[WHAT NEEDS TO BE DONE] Please work out how many lines in the entries contain "entry", then give that number with nothing added.

Stored entries
——————
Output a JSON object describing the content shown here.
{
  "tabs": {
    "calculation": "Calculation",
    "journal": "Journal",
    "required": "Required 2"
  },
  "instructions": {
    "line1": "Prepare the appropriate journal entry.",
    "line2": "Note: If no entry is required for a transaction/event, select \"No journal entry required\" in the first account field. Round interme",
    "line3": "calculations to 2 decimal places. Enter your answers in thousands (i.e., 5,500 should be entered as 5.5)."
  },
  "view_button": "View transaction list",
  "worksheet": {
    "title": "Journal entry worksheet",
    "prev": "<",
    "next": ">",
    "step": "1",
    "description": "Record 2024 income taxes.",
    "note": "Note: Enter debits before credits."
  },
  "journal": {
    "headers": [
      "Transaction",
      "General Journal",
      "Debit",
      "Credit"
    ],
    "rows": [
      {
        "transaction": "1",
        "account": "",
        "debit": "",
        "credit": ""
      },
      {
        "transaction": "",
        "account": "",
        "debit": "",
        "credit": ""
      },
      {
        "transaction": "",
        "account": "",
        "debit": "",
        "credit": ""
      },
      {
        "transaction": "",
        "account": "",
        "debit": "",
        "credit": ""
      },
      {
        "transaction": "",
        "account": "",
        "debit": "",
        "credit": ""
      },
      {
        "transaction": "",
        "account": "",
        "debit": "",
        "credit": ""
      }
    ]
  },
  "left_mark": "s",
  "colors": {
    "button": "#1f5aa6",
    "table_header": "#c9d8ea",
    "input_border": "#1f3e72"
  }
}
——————
[SOLUTION TO THIS PROBLEM] 3